REQUIRED WORK: All of the entries are to be restated word for word.

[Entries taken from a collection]
<<<<

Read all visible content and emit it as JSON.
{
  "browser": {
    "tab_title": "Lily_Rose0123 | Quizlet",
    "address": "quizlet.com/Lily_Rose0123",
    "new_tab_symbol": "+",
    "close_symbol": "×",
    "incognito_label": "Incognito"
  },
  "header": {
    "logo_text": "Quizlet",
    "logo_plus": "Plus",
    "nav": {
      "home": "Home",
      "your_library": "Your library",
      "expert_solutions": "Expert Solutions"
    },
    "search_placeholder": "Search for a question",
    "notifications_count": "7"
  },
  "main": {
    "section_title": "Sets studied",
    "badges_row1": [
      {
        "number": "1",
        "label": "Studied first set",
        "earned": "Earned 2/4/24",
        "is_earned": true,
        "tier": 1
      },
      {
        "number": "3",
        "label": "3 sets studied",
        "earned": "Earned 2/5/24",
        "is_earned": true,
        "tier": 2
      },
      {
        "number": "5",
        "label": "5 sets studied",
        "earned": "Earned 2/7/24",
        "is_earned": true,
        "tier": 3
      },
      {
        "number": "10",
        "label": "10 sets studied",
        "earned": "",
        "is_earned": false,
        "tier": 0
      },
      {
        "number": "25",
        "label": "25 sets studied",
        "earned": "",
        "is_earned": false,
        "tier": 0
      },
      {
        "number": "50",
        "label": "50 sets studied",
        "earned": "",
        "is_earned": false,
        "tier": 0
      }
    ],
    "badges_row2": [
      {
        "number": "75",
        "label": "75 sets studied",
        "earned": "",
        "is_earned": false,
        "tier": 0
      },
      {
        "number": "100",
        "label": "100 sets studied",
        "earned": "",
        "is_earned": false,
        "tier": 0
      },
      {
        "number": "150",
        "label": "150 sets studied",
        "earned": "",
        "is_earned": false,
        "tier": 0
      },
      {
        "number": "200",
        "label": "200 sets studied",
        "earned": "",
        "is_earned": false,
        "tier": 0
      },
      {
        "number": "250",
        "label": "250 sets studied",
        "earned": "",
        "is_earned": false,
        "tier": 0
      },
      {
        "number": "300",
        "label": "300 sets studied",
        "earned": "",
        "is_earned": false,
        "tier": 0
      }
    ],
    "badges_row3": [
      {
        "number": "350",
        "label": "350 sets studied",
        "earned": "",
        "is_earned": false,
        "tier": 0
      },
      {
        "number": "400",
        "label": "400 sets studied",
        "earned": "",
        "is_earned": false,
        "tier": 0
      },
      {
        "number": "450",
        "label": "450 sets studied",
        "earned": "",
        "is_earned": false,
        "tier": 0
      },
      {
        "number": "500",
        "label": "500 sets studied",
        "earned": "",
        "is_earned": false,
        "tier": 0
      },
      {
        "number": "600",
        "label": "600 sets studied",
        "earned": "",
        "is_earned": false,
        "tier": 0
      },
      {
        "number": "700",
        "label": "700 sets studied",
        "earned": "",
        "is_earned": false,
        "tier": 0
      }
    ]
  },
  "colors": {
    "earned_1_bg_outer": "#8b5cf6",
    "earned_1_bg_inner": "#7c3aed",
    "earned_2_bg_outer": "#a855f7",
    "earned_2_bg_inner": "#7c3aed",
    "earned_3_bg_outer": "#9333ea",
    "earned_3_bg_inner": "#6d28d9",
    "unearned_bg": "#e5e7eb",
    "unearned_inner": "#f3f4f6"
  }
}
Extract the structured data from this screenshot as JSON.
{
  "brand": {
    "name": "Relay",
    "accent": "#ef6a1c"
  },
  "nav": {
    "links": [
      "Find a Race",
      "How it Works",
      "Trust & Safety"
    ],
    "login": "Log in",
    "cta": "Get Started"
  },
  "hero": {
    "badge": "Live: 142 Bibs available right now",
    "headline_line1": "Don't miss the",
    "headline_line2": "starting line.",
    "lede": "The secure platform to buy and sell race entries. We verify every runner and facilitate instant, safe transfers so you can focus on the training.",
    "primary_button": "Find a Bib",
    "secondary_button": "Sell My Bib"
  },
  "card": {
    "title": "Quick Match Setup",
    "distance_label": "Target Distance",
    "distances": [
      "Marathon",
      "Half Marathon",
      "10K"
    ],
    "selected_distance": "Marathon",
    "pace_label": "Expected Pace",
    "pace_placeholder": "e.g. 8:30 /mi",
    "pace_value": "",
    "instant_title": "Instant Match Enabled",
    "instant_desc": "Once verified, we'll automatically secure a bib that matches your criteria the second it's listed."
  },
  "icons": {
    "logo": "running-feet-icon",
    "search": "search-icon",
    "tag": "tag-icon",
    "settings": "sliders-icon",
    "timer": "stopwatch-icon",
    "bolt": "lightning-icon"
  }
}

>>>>

WRITTEN RESPONSE:
Read all visible content and emit it as JSON.
{
  "browser": {
    "tab_title": "Lily_Rose0123 | Quizlet",
    "address": "quizlet.com/Lily_Rose0123",
    "new_tab_symbol": "+",
    "close_symbol": "×",
    "incognito_label": "Incognito"
  },
  "header": {
    "logo_text": "Quizlet",
    "logo_plus": "Plus",
    "nav": {
      "home": "Home",
      "your_library": "Your library",
      "expert_solutions": "Expert Solutions"
    },
    "search_placeholder": "Search for a question",
    "notifications_count": "7"
  },
  "main": {
    "section_title": "Sets studied",
    "badges_row1": [
      {
        "number": "1",
        "label": "Studied first set",
        "earned": "Earned 2/4/24",
        "is_earned": true,
        "tier": 1
      },
      {
        "number": "3",
        "label": "3 sets studied",
        "earned": "Earned 2/5/24",
        "is_earned": true,
        "tier": 2
      },
      {
        "number": "5",
        "label": "5 sets studied",
        "earned": "Earned 2/7/24",
        "is_earned": true,
        "tier": 3
      },
      {
        "number": "10",
        "label": "10 sets studied",
        "earned": "",
        "is_earned": false,
        "tier": 0
      },
      {
        "number": "25",
        "label": "25 sets studied",
        "earned": "",
        "is_earned": false,
        "tier": 0
      },
      {
        "number": "50",
        "label": "50 sets studied",
        "earned": "",
        "is_earned": false,
        "tier": 0
      }
    ],
    "badges_row2": [
      {
        "number": "75",
        "label": "75 sets studied",
        "earned": "",
        "is_earned": false,
        "tier": 0
      },
      {
        "number": "100",
        "label": "100 sets studied",
        "earned": "",
        "is_earned": false,
        "tier": 0
      },
      {
        "number": "150",
        "label": "150 sets studied",
        "earned": "",
        "is_earned": false,
        "tier": 0
      },
      {
        "number": "200",
        "label": "200 sets studied",
        "earned": "",
        "is_earned": false,
        "tier": 0
      },
      {
        "number": "250",
        "label": "250 sets studied",
        "earned": "",
        "is_earned": false,
        "tier": 0
      },
      {
        "number": "300",
        "label": "300 sets studied",
        "earned": "",
        "is_earned": false,
        "tier": 0
      }
    ],
    "badges_row3": [
      {
        "number": "350",
        "label": "350 sets studied",
        "earned": "",
        "is_earned": false,
        "tier": 0
      },
      {
        "number": "400",
        "label": "400 sets studied",
        "earned": "",
        "is_earned": false,
        "tier": 0
      },
      {
        "number": "450",
        "label": "450 sets studied",
        "earned": "",
        "is_earned": false,
        "tier": 0
      },
      {
        "number": "500",
        "label": "500 sets studied",
        "earned": "",
        "is_earned": false,
        "tier": 0
      },
      {
        "number": "600",
        "label": "600 sets studied",
        "earned": "",
        "is_earned": false,
        "tier": 0
      },
      {
        "number": "700",
        "label": "700 sets studied",
        "earned": "",
        "is_earned": false,
        "tier": 0
      }
    ]
  },
  "colors": {
    "earned_1_bg_outer": "#8b5cf6",
    "earned_1_bg_inner": "#7c3aed",
    "earned_2_bg_outer": "#a855f7",
    "earned_2_bg_inner": "#7c3aed",
    "earned_3_bg_outer": "#9333ea",
    "earned_3_bg_inner": "#6d28d9",
    "unearned_bg": "#e5e7eb",
    "unearned_inner": "#f3f4f6"
  }
}
Extract the structured data from this screenshot as JSON.
{
  "brand": {
    "name": "Relay",
    "accent": "#ef6a1c"
  },
  "nav": {
    "links": [
      "Find a Race",
      "How it Works",
      "Trust & Safety"
    ],
    "login": "Log in",
    "cta": "Get Started"
  },
  "hero": {
    "badge": "Live: 142 Bibs available right now",
    "headline_line1": "Don't miss the",
    "headline_line2": "starting line.",
    "lede": "The secure platform to buy and sell race entries. We verify every runner and facilitate instant, safe transfers so you can focus on the training.",
    "primary_button": "Find a Bib",
    "secondary_button": "Sell My Bib"
  },
  "card": {
    "title": "Quick Match Setup",
    "distance_label": "Target Distance",
    "distances": [
      "Marathon",
      "Half Marathon",
      "10K"
    ],
    "selected_distance": "Marathon",
    "pace_label": "Expected Pace",
    "pace_placeholder": "e.g. 8:30 /mi",
    "pace_value": "",
    "instant_title": "Instant Match Enabled",
    "instant_desc": "Once verified, we'll automatically secure a bib that matches your criteria the second it's listed."
  },
  "icons": {
    "logo": "running-feet-icon",
    "search": "search-icon",
    "tag": "tag-icon",
    "settings": "sliders-icon",
    "timer": "stopwatch-icon",
    "bolt": "lightning-icon"
  }
}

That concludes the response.